The images are probably the most famous of the 21st century. Almost everyone remembers where they were when they heard the incredible news on September 11, 2001: The World Trade Center in New York, one of the central symbols of capitalism and the free world, has become the target of Islamist attacks.
Due to the precisely planned and executed terrorist attacks of September 11th – two passenger planes were hijacked and chased into the twin towers one after the other – these collapsed only 20 minutes apart; 2,753 people died. It was a sunny morning in New York, afternoon in Europe. The whole world sat in front of the television and stared in bewilderment at the incomprehensible events.
A Goliath overthrown by a David
There were 102 minutes between the first tower being hit and the second tower collapsing. A good hour and a half, during which the feeling of supposed security in the western world shattered. This “huge success” by Osama bin Laden’s al-Qaeda organization in the United States was part of a whole series of attacks in recent years. But in his sheer size and despicable, lethal calculations, he was a beacon for Islamist terrorism worldwide.
The twin towers of the World Trade Center represented the capitalist giant USA; for New York, the world capital of the free world; for the enemy image par excellence in the West. A Goliath brought down by a David with a (technological) slingshot.
As early as September 1962, the Japanese-American architect Minoru Yamasaki (1912-1986) was commissioned to manage the WTC project. The cornerstone was laid in August 1966. It is ironic that the designer of what would become the tallest building in the world was afraid of heights.
Maybe that’s why he chose very slim windows, only 46 centimeters wide, as a stylistic device for the World Trade Center. They made the twin towers appear windowless and accounted for less than a third of the facade area. A total of 43,600 windows were installed – windows from which, on that horrible September 11, 2001, people jumped in desperation from the flames and deadly smoke.

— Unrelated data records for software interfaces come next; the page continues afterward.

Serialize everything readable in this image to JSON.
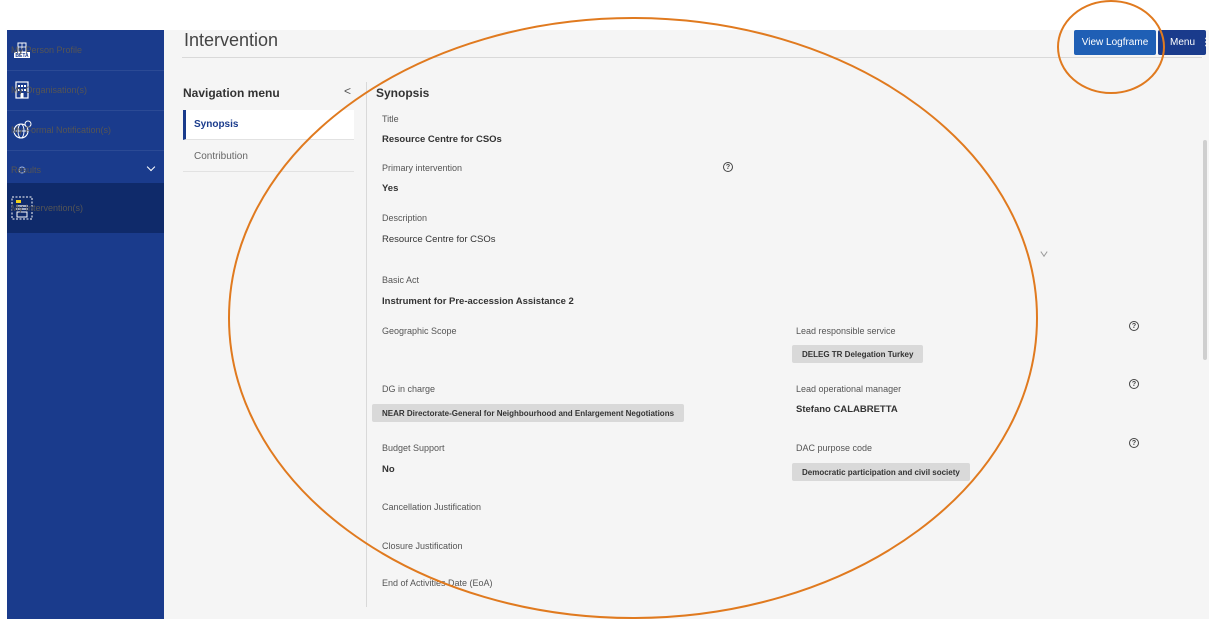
{
  "sidebar": {
    "items": [
      {
        "label": "My Person Profile",
        "icon": "beta-building-icon"
      },
      {
        "label": "My Organisation(s)",
        "icon": "building-icon"
      },
      {
        "label": "My Formal Notification(s)",
        "icon": "globe-icon"
      },
      {
        "label": "Results",
        "icon": "circle-icon"
      },
      {
        "label": "My Intervention(s)",
        "icon": "intervention-icon"
      }
    ],
    "beta_badge": "BETA"
  },
  "header": {
    "title": "Intervention",
    "view_logframe_label": "View Logframe",
    "menu_label": "Menu",
    "menu_dots": "⋮"
  },
  "nav": {
    "title": "Navigation menu",
    "collapse_glyph": "<",
    "items": [
      {
        "label": "Synopsis"
      },
      {
        "label": "Contribution"
      }
    ]
  },
  "synopsis": {
    "heading": "Synopsis",
    "title_label": "Title",
    "title_value": "Resource Centre for CSOs",
    "primary_label": "Primary intervention",
    "primary_value": "Yes",
    "description_label": "Description",
    "description_value": "Resource Centre for CSOs",
    "basic_act_label": "Basic Act",
    "basic_act_value": "Instrument for Pre-accession Assistance 2",
    "geo_label": "Geographic Scope",
    "lead_service_label": "Lead responsible service",
    "lead_service_value": "DELEG TR Delegation Turkey",
    "dg_label": "DG in charge",
    "dg_value": "NEAR Directorate-General for Neighbourhood and Enlargement Negotiations",
    "lead_manager_label": "Lead operational manager",
    "lead_manager_value": "Stefano CALABRETTA",
    "budget_label": "Budget Support",
    "budget_value": "No",
    "dac_label": "DAC purpose code",
    "dac_value": "Democratic participation and civil society",
    "cancel_label": "Cancellation Justification",
    "closure_label": "Closure Justification",
    "eoa_label": "End of Activities Date (EoA)",
    "help_glyph": "?"
  },
  "colors": {
    "sidebar": "#1a3b8c",
    "primary_button": "#1f5fb5",
    "annotation": "#e07a1f"
  }
}
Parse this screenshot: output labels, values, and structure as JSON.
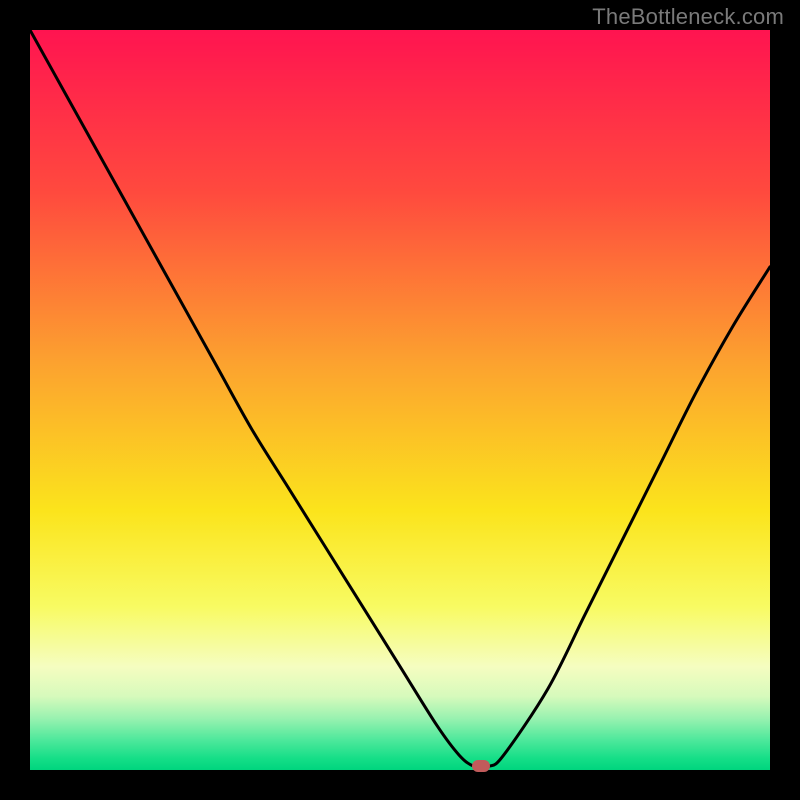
{
  "watermark": "TheBottleneck.com",
  "chart_data": {
    "type": "line",
    "title": "",
    "xlabel": "",
    "ylabel": "",
    "xlim": [
      0,
      100
    ],
    "ylim": [
      0,
      100
    ],
    "x": [
      0,
      5,
      10,
      15,
      20,
      25,
      30,
      35,
      40,
      45,
      50,
      55,
      58,
      60,
      62,
      64,
      70,
      75,
      80,
      85,
      90,
      95,
      100
    ],
    "values": [
      100,
      91,
      82,
      73,
      64,
      55,
      46,
      38,
      30,
      22,
      14,
      6,
      2,
      0.5,
      0.5,
      2,
      11,
      21,
      31,
      41,
      51,
      60,
      68
    ],
    "marker": {
      "x": 61,
      "y": 0.5
    },
    "gradient_stops": [
      {
        "offset": 0.0,
        "color": "#FF1450"
      },
      {
        "offset": 0.22,
        "color": "#FF4A3E"
      },
      {
        "offset": 0.45,
        "color": "#FCA22F"
      },
      {
        "offset": 0.65,
        "color": "#FBE41C"
      },
      {
        "offset": 0.78,
        "color": "#F8FB63"
      },
      {
        "offset": 0.86,
        "color": "#F5FDC0"
      },
      {
        "offset": 0.9,
        "color": "#D7FABC"
      },
      {
        "offset": 0.93,
        "color": "#99F2B0"
      },
      {
        "offset": 0.96,
        "color": "#4CE89B"
      },
      {
        "offset": 0.985,
        "color": "#14DE87"
      },
      {
        "offset": 1.0,
        "color": "#00D57E"
      }
    ],
    "line_color": "#000000",
    "line_width": 3
  }
}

When the first tenants moved into the North Tower (WTC 1) in December 1970, it wasn’t quite finished yet. In July 1971 the shell of the South Tower (WTC 2) was completed. The official inauguration of the WTC took place on April 4, 1973 – and even then it took another four years until it was fully completed in 1977. About 50,000 people from 28 countries worked in the World Trade Center.
In addition, about 140,000 visitors came daily for the view in the restaurants of the twin towers. The 417 meter high North Tower replaced the 1931 completed and 381 meter high Empire State Building as the tallest building in the world.
But as early as 1974, the World Trade Center had to cede the prestigious title to the 442-meter Sears Tower in Chicago. With the respective increase in antenna masts on the roof, the competition dragged on until the year 2000 and up to 527 meters.
Not the first attack on the World Trade Center
Around 200,000 tons of steel and 325,000 cubic meters of concrete were used in the construction of the Twin Towers. The construction should withstand hurricanes with wind speeds of 300 kilometers per hour – and the worst earthquakes. At that time, in the early 1970s, there was no such thing as a “bombardment” with huge passenger planes. The north and south towers each had 99 elevators, almost a quarter of which reached speeds of up to almost 30 kilometers per hour. They were of no use in the 9/11 conflagration.
It wasn’t the first al Qaeda attack on the World Trade Center.
In February 1993, six terrorists detonated a 700-kilo bomb in the North Tower’s underground car park; six people died. The goal was probably actually to collapse the north tower and let it fall on the south tower. But the explosive power was too low for that.
It was not until eight and a half years later that the hated symbol of the western world crumbled to dust – in the second attempt.